● What you have to do:
Give back all of the records exactly.

Entries from a dataset of interfaces:
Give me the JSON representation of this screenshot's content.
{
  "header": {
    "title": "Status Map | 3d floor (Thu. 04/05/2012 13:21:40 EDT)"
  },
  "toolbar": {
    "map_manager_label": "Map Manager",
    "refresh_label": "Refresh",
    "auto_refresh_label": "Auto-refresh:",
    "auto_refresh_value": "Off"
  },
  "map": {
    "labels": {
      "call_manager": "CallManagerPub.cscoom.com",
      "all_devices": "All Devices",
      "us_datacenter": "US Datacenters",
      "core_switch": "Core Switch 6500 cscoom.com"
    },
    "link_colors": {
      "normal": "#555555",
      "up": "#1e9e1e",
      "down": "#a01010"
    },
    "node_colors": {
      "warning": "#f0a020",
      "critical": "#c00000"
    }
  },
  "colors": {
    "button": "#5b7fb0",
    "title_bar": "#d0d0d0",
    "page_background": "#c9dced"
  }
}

● Task output:
Give me the JSON representation of this screenshot's content.
{
  "header": {
    "title": "Status Map | 3d floor (Thu. 04/05/2012 13:21:40 EDT)"
  },
  "toolbar": {
    "map_manager_label": "Map Manager",
    "refresh_label": "Refresh",
    "auto_refresh_label": "Auto-refresh:",
    "auto_refresh_value": "Off"
  },
  "map": {
    "labels": {
      "call_manager": "CallManagerPub.cscoom.com",
      "all_devices": "All Devices",
      "us_datacenter": "US Datacenters",
      "core_switch": "Core Switch 6500 cscoom.com"
    },
    "link_colors": {
      "normal": "#555555",
      "up": "#1e9e1e",
      "down": "#a01010"
    },
    "node_colors": {
      "warning": "#f0a020",
      "critical": "#c00000"
    }
  },
  "colors": {
    "button": "#5b7fb0",
    "title_bar": "#d0d0d0",
    "page_background": "#c9dced"
  }
}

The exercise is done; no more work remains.